Funding to enable innovative research
September 21, 2022
The Government of Canada, through the Canada Foundation for Innovation (CFI), has announced $64 million in funding to support research infrastructure through the John R. Evans Leaders Fund (JELF). Five projects at Queen’s will receive close to $700,000 to advance innovative research projects that will have an impact on human health, communications technologies, and renewable materials.
"Canada is world-renowned for our state-of-the-art institutions and talented researchers pushing the boundaries of knowledge," says The Honourable François-Philippe Champagne, Minister of Innovation, Science and Industry. "Through this Fund, our government is strengthening our leadership and competitive advantage by supporting Canadians to pursue discoveries, overcome challenges and innovate to make a more prosperous, equitable, and sustainable future for all."
The JELF helps universities more competitively recruit and retain outstanding researchers by providing funds needed to acquire the labs, equipment, and facilities.
"Cutting-edge research requires the right infrastructure and tools," says Nancy Ross, Vice-Principal (Research). "Thanks to the CFI, researchers at Queen’s can acquire the resources they need to accelerate their programs and fuel discovery and innovation that will have an impact on Canadians."
Learn more about the Queen’s projects:
Fernanda De Felice (Biomedical and Molecular Sciences; Psychiatry)
Dr. De Felice’s project "Testing the potential of extracellular vesicles to deliver therapeutics and to develop biomarkers in Alzheimer’s disease" will help address an urgent need to develop inexpensive, non-invasive diagnostics and efficient treatments to help Canada’s aging population, who are experiencing an increase in Alzheimer’s disease. Her team will investigate the role of irisin, a novel hormone boosted by physical exercise, in memory processes and if increasing it can reproduce or even boost the beneficial actions of exercise in memory. Dr. De Felice also aims to investigate vesicles, cells that originate in the brain and are carried into the body’s circulation, and to develop a simple approach for identifying if they are carrying disease biomarkers.
Vera Vine (Psychology)
Dr. Vine’s project "Interoception as a mechanism of adolescents’ emotional development" will help address the urgent need to discover the risk mechanisms that drive the co-occurrence of mental health problems such as depression, anxiety, or suicidal thoughts among adolescents. Adolescence is a period of rapid emotional change when individuals often have a hard time figuring out what they feel while they are still developing emotion awareness. Dr. Vine’s team will test a promising theory that adolescents develop emotion awareness by having a strong connection between body and mind, or interoception. Her project will examine how interoception helps adolescents develop emotion awareness and how this process is affected by social environments. It will also teach us more about where emotions come from and ultimately lead to better public programs to protect youth from adversity and promote mental health.
Kevin De France (Chemical Engineering)
Dr. De France’s project "Development of sustainable cellulose- and protein-based building blocks for the fabrication of functional materials" will explore alternatives that could replace traditional plastic-based products.

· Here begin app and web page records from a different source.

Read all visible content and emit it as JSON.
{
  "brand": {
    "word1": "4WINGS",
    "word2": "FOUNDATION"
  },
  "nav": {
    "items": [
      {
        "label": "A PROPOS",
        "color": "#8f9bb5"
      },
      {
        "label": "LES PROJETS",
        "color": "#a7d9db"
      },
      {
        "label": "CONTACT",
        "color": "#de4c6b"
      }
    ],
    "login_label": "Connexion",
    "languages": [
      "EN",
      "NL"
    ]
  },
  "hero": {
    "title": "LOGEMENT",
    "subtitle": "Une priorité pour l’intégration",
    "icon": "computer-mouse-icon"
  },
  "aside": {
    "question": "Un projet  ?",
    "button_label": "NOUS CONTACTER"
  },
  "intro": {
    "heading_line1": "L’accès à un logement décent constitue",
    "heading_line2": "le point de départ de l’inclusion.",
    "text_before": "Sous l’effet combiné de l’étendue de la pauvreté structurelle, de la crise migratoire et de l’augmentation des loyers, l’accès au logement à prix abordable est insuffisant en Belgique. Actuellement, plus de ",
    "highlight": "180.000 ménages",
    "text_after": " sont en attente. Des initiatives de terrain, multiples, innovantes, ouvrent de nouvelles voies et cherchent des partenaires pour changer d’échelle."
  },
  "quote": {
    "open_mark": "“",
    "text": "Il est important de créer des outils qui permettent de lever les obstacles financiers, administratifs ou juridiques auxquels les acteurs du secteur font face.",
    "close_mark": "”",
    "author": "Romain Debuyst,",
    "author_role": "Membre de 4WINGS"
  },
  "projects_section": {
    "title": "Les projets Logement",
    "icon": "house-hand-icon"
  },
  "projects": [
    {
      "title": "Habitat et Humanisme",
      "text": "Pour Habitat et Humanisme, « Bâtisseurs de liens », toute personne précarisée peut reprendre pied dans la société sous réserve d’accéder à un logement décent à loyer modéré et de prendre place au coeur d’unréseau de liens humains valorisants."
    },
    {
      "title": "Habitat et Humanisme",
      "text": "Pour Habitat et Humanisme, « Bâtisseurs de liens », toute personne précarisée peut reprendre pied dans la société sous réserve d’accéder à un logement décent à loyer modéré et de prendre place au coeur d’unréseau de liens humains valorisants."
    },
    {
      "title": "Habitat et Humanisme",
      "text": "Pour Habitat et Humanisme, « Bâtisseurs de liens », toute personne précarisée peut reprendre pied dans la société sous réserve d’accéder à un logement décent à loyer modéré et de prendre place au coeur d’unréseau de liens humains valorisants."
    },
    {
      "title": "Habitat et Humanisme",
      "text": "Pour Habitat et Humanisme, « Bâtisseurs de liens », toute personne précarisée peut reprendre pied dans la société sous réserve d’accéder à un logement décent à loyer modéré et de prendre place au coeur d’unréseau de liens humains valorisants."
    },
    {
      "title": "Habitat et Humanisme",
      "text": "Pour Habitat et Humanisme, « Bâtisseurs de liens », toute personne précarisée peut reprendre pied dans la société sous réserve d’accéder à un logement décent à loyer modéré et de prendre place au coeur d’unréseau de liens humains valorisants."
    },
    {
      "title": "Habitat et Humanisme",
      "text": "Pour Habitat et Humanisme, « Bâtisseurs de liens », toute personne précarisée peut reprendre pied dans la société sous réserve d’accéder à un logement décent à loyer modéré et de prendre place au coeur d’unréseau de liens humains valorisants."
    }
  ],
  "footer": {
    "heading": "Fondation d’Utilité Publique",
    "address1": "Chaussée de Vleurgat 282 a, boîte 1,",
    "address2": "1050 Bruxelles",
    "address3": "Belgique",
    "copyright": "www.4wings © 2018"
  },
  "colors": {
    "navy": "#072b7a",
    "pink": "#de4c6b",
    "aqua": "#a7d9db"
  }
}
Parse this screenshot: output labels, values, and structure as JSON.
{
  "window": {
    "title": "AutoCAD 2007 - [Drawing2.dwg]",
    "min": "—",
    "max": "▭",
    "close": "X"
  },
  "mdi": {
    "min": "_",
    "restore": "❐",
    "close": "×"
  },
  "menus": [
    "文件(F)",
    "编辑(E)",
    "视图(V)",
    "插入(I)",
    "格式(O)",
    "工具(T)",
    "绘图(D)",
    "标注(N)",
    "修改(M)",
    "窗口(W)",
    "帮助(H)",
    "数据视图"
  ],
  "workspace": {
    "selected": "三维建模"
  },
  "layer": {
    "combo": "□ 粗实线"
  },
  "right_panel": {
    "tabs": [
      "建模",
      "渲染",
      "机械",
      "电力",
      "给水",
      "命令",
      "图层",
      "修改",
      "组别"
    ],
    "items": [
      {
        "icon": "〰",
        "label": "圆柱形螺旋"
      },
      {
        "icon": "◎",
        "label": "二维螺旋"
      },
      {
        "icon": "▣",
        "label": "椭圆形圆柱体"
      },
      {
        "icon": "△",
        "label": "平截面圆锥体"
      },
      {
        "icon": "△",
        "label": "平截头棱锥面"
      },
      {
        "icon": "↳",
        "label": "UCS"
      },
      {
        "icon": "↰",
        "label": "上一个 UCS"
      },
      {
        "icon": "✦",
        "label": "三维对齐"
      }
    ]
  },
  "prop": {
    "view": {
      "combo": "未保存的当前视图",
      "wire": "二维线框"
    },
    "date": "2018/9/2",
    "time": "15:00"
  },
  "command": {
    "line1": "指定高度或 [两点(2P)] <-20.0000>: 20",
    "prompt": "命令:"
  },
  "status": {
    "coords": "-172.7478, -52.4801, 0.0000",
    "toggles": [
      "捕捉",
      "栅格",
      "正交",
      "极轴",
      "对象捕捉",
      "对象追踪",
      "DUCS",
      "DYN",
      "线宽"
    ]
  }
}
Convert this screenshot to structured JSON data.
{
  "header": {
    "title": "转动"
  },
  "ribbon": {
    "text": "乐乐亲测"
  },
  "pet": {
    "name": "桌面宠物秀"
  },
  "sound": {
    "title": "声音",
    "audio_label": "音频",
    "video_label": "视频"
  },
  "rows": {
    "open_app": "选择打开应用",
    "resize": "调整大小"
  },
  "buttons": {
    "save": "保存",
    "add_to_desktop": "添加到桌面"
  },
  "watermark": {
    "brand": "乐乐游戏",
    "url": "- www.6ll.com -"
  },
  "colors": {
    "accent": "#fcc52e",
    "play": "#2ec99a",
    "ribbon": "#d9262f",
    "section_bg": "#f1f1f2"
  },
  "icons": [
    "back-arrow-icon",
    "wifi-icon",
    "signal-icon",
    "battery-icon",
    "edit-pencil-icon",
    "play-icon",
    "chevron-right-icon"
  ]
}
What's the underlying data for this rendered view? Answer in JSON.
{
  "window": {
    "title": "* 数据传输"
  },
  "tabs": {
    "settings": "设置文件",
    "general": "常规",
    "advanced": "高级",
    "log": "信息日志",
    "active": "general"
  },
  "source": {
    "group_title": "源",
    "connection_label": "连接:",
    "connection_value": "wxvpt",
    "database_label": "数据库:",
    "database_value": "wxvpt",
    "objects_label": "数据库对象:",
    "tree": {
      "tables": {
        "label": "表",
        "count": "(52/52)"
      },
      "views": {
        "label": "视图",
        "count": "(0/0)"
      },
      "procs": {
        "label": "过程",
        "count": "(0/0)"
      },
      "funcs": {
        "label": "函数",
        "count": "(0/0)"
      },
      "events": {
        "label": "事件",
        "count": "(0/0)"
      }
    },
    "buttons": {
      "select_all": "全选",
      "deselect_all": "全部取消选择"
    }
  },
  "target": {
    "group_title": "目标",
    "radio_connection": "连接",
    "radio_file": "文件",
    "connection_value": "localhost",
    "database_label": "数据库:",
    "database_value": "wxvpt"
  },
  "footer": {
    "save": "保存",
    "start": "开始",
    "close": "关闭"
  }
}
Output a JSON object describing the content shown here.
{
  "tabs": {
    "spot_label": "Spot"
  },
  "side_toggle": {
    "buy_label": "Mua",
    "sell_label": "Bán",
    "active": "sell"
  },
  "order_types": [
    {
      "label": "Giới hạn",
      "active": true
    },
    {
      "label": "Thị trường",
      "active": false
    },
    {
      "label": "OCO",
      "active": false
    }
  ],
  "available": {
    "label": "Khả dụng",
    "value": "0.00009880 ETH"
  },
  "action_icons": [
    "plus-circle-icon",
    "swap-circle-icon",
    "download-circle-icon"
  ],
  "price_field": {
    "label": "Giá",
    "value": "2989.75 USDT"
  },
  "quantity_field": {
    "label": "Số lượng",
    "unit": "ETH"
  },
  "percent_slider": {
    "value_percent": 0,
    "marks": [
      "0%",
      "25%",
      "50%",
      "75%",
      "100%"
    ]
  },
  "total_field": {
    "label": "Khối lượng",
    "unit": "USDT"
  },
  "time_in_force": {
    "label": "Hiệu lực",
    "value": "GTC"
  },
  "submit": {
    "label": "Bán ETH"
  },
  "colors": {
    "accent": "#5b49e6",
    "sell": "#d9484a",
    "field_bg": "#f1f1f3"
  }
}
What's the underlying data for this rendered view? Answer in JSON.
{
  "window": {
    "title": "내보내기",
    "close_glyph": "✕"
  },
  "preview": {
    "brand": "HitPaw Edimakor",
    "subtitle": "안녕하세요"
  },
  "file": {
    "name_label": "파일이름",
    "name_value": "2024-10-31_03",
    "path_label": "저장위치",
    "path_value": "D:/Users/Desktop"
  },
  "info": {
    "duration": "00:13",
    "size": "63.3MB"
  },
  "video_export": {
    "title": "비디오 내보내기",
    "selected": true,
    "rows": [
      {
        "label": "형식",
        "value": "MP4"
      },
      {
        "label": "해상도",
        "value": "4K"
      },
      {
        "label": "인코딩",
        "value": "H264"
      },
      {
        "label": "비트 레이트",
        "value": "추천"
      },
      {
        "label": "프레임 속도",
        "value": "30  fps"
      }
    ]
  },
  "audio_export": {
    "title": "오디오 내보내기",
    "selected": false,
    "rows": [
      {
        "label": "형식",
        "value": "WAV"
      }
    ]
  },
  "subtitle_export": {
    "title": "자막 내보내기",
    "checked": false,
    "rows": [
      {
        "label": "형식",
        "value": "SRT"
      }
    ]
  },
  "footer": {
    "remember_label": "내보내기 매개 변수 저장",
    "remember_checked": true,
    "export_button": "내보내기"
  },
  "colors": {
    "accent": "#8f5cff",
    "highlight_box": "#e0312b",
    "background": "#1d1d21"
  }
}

Plastics are generally produced from non-renewable petroleum-based sources, which lead to increased levels of waste and environmental pollution in their production and decomposition. His team will investigate the structure-property-function relationships between the natural building blocks of cellulose and protein, both abundant raw materials, and the materials fabricated from them. The successful completion of Dr. De France’s project will result in the promotion of clean technology for various applications in fields spanning countless sectors that impact everyday life.
Alexander Tait (Electrical and Computer Engineering)
Dr. Tait’s project "Quantum internet to the home with cryogenic silicon photonics" will develop key building blocks from entangled photo light sources and single-photon detectors needed to access the more secure quantum internets. Quantum communication technologies promise a high value but also a high price point. Global investments in quantum technologies tend to focus on its applications and cyber security features for corporate and government networks, yet the general population would also benefit as our personal and financial data increasingly moves to the internet. A significant barrier for regular consumers to access these networks is the cost of needed hardware. Dr. Tait’s team will develop single-photon technologies that can be manufactured in existing silicon foundries, as opposed to using specialized semiconductor platforms. This innovation will make quantum internet products more accessible and affordable while presenting commercialization and export opportunities for Canada.
Sunita Mathur (Rehabilitation Therapy)
Dr. Mathur’s project "Detecting and mitigating sarcopenia in chronic disease" will help combat a debilitating disease increasingly affecting Canada’s aging population that causes muscle wasting and muscle weakness. Her team will focus on developing new ways to detect sarcopenia and test novel exercise programs to mitigate the disease through utilizing lab-based measurements and clinical setting methods for both in-person and virtual care. Dr. Mathur intends to establish a Muscle Imaging and Performance Lab at Queen’s that will lead the study of sarcopenia globally and advance the evidence for virtual care to make a direct impact on the healthcare of Canadians.
To learn more about the Canada Foundation for Innovation and other funded projects, please visit their website.